Here’s a sample of some of the feedback we received from participants:
“It's been interesting transitioning from seeing no one bar family and masked people in Tesco, to a nearly full office and a face-to-face training course. It’s a welcome change and a snapshot of days gone. Keeping socially distant during the course has been fairly simple thanks to the planning”.
“Technology makes collaboration easier, using the Miro board was enjoyable and helpful. While a few technical difficulties did lose us a few minutes, once we got the hang of it, the rest was plain sailing”.
“Having my tissues, secret snacks and work email at hand has led to increased comfort during the course and I haven't had to catch up on emails in the evening as I have fired the replies off in the breaks”.
A surprising brain friendly learning benefit
In my first face-to-face training, I chose to deliver the training in the office with participants at their permanent desk or a free (sanitised) hot-desk. I was lucky to have the luxury of working with an intact team with a small number of visitors from another site hot desking. Everyone in the room was participating in the training, so there was no one trying to complete their day-job in a distracting environment.
It is a well examined phenomenon in the world of neuroscience that learning is retained and embedded up to 50% more effectively if the learning happens in the actual place of work (context dependent memory). Despite this, I don’t believe I’ve met any trainers who’ve delivered a full training course in the office. In the past, desk-based training has been limited to short sessions of ‘sitting next to Nellie’ to train on a specific task. Instead, we trainers prefer to be in a separate room, or better still, completely off-site. I too, have struggled with this dilemma in the past – on the one hand knowing that learning is more effective in the place of application, but fighting the fear of constant distractions (e.g. phone calls, people ‘popping in’ to ask a question, etc).
My experience in this event was that people outside of the team respected the fact that training was happening and kept away. Some simple posters on the office doors or windows could help to encourage people to stay away until break times. In this instance there were no more interruptions than you’d expect if you were in the boardroom. In fact, just one person came in to chat – a very senior leader who had previously declined to join in for a formal Q&A at the end of the programme, but it seems he found it much more comfortable to pop in for just a few minutes during the programme to lend his support, and I found the interruption very natural, comfortable, helpful and supportive.

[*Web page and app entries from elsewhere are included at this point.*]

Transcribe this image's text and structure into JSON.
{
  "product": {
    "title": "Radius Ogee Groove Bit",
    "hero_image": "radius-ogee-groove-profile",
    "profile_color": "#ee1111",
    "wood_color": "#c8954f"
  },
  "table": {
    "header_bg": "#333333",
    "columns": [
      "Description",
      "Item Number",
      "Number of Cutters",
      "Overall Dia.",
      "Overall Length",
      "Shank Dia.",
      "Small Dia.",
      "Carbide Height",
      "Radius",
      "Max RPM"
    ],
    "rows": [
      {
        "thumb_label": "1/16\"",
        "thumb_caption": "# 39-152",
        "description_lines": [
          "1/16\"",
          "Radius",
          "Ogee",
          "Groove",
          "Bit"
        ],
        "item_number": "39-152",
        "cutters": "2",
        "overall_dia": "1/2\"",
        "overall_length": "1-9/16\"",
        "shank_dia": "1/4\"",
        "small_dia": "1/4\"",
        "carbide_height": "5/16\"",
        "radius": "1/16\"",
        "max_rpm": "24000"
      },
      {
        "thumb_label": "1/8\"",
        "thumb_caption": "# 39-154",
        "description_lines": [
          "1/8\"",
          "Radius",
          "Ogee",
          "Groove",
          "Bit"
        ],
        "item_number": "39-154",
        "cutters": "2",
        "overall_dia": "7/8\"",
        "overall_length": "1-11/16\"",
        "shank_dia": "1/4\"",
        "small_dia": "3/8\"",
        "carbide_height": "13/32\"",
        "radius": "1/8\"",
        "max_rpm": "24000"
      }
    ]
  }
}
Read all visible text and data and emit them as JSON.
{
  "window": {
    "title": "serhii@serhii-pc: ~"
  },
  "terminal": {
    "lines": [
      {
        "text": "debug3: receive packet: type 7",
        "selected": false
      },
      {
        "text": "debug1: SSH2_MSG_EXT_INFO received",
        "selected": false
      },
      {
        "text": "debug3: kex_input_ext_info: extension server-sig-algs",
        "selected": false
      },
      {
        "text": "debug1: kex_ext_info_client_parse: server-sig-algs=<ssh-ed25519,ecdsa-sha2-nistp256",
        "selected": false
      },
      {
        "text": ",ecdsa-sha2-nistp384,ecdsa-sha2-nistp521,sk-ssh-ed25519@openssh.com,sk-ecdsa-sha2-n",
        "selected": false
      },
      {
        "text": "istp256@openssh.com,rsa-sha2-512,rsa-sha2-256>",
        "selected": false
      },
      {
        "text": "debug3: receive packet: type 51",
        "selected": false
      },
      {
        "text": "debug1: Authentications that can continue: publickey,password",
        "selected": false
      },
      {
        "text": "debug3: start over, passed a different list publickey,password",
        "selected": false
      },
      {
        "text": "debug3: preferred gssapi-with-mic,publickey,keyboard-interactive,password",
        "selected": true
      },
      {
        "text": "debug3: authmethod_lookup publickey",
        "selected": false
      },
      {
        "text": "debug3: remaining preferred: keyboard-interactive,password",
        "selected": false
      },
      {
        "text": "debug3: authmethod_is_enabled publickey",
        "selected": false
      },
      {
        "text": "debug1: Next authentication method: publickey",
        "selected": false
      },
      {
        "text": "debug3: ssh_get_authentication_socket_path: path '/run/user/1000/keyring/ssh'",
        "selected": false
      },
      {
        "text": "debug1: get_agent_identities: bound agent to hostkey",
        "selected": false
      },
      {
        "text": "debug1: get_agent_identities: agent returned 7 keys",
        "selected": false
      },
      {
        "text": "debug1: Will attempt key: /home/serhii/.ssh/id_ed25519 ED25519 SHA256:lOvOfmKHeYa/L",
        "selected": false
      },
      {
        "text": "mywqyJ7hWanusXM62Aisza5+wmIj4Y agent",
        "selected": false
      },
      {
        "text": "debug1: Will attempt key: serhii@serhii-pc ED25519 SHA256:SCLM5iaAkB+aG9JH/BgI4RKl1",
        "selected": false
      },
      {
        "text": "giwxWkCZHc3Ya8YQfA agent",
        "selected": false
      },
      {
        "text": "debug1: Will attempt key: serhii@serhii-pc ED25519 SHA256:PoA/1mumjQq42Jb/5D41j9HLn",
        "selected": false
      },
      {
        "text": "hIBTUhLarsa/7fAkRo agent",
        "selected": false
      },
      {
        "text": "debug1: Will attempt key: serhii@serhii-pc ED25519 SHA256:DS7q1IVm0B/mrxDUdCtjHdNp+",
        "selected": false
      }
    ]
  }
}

So what next?
I worry that more learning will happen virtually for quite some time to come. It is, after all, shorter, more budget-friendly, and requires less travel. Although there are ways to make it interactive, achieve good learning outcomes and to feel relatively social, no one single learning media can be a panacea. The benefits of face-to-face training must not be overlooked.
Most of the participants commented during the session that they were really enjoying the social learning that happens in person. Many said that they had been suffering some ‘virtual team fatigue’ and that sometimes it is just easier to ask the ‘stupid’ questions when it’s clear that you have much more time in a full day or two of face-to-face training, no matter how welcoming and open the trainer and group are in virtual team meetings. For this reason, I feel a leap into truly blended learning – both inside and outside the training room – could achieve greater learning retention and allow knowledge to become better embedded.
Interested in this topic? Read Four key learning trends in 2020.
Lindsey Byrne is the founder of Parkwood Learning, a leadership development practitioner and an ORSC-trained systems coach; developing team relationships helping them to align around meaningful goals, uncovering and understanding the unspoken needs, views, emotions and expectations that sometimes block effective teamwork. She has a particular...